Start of Recorded data

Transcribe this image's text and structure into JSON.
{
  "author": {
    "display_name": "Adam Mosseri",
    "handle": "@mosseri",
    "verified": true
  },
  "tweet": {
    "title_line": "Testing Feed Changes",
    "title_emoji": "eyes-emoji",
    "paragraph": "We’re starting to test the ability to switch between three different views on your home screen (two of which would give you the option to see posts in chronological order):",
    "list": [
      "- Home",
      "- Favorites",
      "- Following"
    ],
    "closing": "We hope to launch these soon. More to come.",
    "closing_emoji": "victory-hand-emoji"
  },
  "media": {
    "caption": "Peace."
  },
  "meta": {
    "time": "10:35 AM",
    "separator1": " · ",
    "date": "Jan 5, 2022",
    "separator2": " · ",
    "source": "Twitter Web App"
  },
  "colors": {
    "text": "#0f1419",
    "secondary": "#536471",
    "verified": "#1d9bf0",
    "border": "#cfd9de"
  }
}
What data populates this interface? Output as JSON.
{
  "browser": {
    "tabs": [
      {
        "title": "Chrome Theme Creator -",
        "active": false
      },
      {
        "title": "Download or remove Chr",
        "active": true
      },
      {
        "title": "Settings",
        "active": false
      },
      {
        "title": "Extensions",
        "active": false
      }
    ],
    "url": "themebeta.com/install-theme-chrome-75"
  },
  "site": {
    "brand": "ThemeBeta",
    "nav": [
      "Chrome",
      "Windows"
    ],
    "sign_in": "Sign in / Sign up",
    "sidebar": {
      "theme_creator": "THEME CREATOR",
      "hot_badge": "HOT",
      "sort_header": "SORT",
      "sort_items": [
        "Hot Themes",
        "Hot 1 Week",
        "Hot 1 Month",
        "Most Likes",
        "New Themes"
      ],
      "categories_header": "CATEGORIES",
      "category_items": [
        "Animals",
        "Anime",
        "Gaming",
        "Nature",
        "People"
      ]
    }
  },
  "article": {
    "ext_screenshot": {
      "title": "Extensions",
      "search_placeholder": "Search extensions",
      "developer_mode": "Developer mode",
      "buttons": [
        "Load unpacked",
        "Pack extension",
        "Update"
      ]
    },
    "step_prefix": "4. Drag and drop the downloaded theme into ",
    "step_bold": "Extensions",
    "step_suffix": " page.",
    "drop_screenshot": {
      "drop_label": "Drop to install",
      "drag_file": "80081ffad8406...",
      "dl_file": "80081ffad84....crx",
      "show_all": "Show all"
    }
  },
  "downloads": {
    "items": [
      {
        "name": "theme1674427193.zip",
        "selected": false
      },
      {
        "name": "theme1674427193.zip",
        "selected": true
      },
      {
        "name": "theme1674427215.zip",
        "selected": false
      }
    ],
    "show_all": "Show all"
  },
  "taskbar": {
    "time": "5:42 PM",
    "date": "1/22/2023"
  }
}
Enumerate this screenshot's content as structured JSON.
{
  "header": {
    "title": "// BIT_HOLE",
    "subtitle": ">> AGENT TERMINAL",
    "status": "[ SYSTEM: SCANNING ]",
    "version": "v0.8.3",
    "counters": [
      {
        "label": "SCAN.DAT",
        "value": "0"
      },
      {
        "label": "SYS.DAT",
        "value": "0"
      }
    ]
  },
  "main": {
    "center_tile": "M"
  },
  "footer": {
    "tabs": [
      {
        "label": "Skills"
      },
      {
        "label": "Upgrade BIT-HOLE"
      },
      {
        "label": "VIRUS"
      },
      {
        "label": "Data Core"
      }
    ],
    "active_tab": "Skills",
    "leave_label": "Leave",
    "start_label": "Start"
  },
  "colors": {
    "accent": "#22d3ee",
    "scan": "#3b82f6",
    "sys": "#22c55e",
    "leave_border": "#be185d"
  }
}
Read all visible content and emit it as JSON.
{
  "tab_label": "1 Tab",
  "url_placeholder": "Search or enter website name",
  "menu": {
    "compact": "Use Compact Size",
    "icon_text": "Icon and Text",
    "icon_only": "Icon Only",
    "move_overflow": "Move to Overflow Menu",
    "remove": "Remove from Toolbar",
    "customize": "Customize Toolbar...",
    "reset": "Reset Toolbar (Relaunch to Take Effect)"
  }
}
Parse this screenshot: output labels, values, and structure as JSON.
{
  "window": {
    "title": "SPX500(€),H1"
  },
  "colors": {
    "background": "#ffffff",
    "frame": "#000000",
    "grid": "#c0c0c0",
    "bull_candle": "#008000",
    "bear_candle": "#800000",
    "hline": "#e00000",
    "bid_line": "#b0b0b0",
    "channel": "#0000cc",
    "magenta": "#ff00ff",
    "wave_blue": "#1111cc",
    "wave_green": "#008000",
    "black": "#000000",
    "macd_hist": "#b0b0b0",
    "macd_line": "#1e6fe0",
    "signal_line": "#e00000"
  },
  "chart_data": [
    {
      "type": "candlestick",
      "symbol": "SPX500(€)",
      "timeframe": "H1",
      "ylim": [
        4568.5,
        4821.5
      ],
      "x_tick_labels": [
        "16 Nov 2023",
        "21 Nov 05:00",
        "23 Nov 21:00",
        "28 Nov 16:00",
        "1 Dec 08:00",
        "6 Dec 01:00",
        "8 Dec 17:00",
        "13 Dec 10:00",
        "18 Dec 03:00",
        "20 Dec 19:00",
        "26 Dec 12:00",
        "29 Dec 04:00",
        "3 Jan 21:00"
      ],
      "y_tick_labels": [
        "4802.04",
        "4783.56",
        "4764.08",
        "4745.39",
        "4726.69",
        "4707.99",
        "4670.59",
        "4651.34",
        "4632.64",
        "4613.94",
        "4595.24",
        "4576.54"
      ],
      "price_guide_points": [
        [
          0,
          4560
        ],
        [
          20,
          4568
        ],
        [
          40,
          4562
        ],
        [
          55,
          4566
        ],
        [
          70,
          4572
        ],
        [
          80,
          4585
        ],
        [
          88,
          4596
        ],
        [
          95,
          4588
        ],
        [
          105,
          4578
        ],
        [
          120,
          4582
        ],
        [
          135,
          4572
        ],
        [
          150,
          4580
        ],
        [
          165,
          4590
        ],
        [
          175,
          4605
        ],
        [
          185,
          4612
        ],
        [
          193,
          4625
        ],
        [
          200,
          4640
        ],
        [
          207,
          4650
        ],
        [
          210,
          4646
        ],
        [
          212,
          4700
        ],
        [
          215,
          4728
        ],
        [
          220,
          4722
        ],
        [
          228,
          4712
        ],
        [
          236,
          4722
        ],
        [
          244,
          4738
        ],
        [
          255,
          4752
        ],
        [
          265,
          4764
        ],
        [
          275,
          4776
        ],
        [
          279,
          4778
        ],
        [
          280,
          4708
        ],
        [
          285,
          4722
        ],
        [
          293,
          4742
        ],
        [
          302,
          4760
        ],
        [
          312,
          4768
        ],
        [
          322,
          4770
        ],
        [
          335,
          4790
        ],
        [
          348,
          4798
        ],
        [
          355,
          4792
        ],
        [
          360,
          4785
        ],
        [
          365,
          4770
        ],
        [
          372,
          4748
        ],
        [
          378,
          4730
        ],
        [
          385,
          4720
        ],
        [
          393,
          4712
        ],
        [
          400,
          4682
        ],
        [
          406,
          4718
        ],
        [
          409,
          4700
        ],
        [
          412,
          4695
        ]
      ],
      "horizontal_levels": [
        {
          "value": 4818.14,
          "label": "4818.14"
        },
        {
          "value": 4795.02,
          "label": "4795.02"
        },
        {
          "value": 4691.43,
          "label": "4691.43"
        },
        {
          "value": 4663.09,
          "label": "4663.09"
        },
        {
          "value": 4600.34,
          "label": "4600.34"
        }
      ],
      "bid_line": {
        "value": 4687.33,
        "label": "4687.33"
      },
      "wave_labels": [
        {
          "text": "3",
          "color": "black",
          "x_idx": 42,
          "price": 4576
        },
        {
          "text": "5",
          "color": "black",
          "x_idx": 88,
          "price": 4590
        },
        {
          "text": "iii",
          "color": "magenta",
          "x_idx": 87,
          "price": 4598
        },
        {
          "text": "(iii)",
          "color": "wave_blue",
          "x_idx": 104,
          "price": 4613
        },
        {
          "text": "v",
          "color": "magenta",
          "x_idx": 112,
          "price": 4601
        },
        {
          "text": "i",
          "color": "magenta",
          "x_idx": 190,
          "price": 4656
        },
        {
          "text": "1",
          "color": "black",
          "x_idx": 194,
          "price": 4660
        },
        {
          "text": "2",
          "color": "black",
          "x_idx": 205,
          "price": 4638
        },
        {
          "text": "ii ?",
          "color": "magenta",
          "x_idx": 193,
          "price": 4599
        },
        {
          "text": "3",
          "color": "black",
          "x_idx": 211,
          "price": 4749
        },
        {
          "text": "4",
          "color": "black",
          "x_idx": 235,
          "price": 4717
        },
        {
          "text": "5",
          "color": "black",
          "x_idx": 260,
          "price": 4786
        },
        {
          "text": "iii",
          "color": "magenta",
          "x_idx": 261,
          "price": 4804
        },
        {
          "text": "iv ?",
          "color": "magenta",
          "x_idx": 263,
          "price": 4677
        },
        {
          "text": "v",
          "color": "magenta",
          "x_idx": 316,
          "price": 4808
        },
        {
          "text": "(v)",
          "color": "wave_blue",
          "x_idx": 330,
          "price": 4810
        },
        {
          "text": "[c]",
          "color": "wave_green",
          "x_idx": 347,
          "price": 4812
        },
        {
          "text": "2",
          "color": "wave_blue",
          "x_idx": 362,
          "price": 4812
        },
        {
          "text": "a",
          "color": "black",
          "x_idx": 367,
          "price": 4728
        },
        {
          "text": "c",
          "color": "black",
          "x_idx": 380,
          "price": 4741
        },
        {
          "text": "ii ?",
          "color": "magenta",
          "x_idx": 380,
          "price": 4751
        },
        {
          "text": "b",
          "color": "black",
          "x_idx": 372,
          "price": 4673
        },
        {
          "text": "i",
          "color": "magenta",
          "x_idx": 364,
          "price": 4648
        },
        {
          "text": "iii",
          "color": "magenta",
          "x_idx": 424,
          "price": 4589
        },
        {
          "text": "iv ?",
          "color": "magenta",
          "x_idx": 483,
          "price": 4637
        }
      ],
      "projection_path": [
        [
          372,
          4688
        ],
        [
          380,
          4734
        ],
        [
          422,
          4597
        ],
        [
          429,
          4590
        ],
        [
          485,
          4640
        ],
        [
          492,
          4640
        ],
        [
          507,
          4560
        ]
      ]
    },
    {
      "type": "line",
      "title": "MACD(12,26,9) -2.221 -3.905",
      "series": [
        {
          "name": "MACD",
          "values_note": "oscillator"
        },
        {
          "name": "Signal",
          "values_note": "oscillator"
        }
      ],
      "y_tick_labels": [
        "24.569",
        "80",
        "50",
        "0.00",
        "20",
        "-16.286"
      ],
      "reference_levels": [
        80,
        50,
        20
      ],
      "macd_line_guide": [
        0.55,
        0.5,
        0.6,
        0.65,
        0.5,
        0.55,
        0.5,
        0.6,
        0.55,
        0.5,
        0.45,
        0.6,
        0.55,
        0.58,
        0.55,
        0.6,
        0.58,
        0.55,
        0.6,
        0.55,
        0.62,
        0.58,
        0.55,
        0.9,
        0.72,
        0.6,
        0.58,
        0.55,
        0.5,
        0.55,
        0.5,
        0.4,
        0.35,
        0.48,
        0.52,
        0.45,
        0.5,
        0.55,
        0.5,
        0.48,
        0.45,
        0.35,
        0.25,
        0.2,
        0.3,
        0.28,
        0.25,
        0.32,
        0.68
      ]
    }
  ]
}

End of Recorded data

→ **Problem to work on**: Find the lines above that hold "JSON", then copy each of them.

→ **Solution to the problem**:
Transcribe this image's text and structure into JSON.
What data populates this interface? Output as JSON.
Enumerate this screenshot's content as structured JSON.
Read all visible content and emit it as JSON.
Parse this screenshot: output labels, values, and structure as JSON.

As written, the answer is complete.